● **TASK INPUTS**:
+===+

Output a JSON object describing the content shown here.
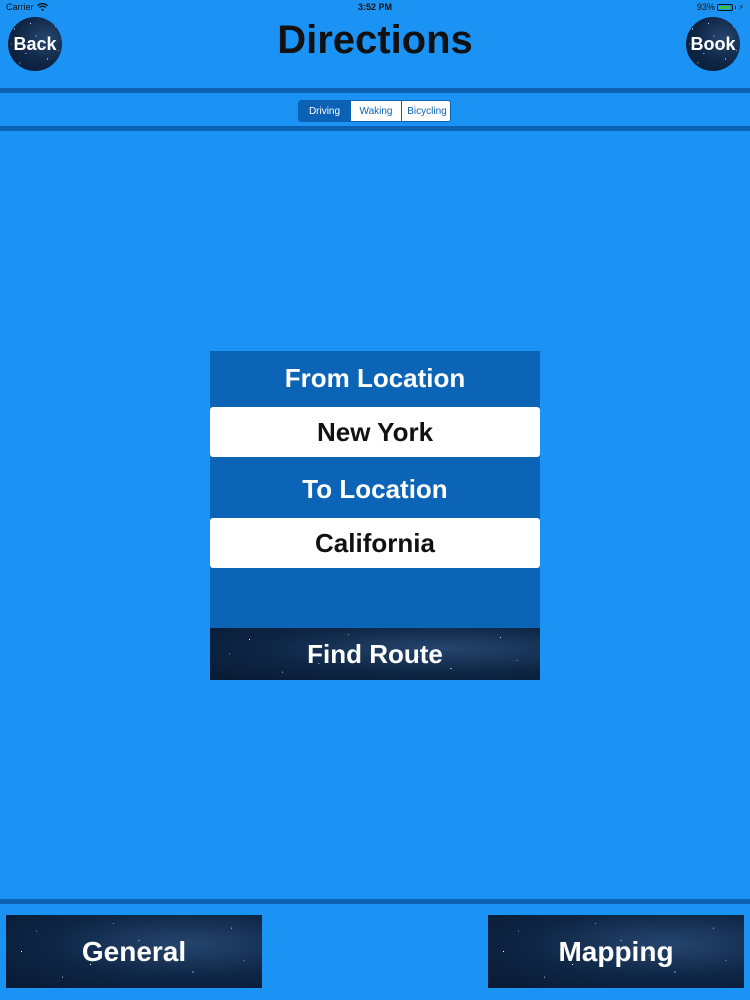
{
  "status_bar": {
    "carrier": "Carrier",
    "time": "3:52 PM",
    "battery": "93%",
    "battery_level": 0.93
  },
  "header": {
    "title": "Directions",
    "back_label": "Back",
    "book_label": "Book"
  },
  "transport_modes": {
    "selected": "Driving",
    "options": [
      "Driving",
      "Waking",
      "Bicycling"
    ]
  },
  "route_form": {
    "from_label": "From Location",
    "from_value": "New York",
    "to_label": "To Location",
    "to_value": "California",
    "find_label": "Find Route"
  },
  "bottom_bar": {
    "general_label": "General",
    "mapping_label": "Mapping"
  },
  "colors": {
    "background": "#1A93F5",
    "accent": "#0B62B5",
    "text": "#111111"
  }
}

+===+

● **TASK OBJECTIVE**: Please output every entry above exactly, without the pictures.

● **EXERCISE RESULT**:
Output a JSON object describing the content shown here.
{
  "status_bar": {
    "carrier": "Carrier",
    "time": "3:52 PM",
    "battery": "93%",
    "battery_level": 0.93
  },
  "header": {
    "title": "Directions",
    "back_label": "Back",
    "book_label": "Book"
  },
  "transport_modes": {
    "selected": "Driving",
    "options": [
      "Driving",
      "Waking",
      "Bicycling"
    ]
  },
  "route_form": {
    "from_label": "From Location",
    "from_value": "New York",
    "to_label": "To Location",
    "to_value": "California",
    "find_label": "Find Route"
  },
  "bottom_bar": {
    "general_label": "General",
    "mapping_label": "Mapping"
  },
  "colors": {
    "background": "#1A93F5",
    "accent": "#0B62B5",
    "text": "#111111"
  }
}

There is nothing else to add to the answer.